Items listed in a dataset
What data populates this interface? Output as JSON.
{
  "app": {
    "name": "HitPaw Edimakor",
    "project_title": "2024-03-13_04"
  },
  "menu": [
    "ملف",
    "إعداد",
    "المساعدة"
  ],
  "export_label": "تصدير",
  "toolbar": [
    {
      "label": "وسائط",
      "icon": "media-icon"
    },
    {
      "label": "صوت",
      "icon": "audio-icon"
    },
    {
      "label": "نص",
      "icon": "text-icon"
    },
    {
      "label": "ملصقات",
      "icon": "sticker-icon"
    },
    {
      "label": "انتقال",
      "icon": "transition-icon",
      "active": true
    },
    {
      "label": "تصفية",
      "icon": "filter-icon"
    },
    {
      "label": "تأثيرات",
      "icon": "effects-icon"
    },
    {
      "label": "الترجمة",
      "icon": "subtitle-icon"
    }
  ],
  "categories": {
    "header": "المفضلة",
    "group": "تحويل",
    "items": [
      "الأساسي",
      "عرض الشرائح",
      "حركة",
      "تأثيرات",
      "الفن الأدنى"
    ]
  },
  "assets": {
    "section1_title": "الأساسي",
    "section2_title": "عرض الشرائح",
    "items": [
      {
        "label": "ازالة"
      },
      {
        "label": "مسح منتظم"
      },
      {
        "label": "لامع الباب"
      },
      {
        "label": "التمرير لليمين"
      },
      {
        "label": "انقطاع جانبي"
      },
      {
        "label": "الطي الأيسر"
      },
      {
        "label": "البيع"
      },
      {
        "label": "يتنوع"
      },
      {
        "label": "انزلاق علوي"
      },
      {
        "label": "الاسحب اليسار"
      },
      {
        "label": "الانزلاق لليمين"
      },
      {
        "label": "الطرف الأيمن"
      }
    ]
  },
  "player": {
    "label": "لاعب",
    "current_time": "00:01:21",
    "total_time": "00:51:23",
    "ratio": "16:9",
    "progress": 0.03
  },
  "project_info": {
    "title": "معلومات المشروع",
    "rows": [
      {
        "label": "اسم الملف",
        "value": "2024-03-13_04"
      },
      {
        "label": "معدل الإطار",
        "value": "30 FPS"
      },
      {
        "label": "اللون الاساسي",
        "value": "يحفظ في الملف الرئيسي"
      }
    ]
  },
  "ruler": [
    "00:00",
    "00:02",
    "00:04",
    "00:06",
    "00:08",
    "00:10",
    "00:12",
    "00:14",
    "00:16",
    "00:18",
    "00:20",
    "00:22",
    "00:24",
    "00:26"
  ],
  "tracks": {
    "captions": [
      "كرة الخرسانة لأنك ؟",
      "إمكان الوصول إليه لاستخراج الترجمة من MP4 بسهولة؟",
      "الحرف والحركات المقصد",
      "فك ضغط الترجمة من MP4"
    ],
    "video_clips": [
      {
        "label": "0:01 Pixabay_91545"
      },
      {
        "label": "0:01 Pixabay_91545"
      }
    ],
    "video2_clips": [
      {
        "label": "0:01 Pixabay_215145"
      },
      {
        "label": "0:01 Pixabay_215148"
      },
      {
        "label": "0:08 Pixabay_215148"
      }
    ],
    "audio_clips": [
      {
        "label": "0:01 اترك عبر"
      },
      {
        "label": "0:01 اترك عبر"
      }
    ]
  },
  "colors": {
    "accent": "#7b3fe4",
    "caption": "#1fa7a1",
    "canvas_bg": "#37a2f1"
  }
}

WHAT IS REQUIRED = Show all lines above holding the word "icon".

PROBLEM SOLUTION =
      "icon": "media-icon"
      "icon": "audio-icon"
      "icon": "text-icon"
      "icon": "sticker-icon"
      "icon": "transition-icon",
      "icon": "filter-icon"
      "icon": "effects-icon"
      "icon": "subtitle-icon"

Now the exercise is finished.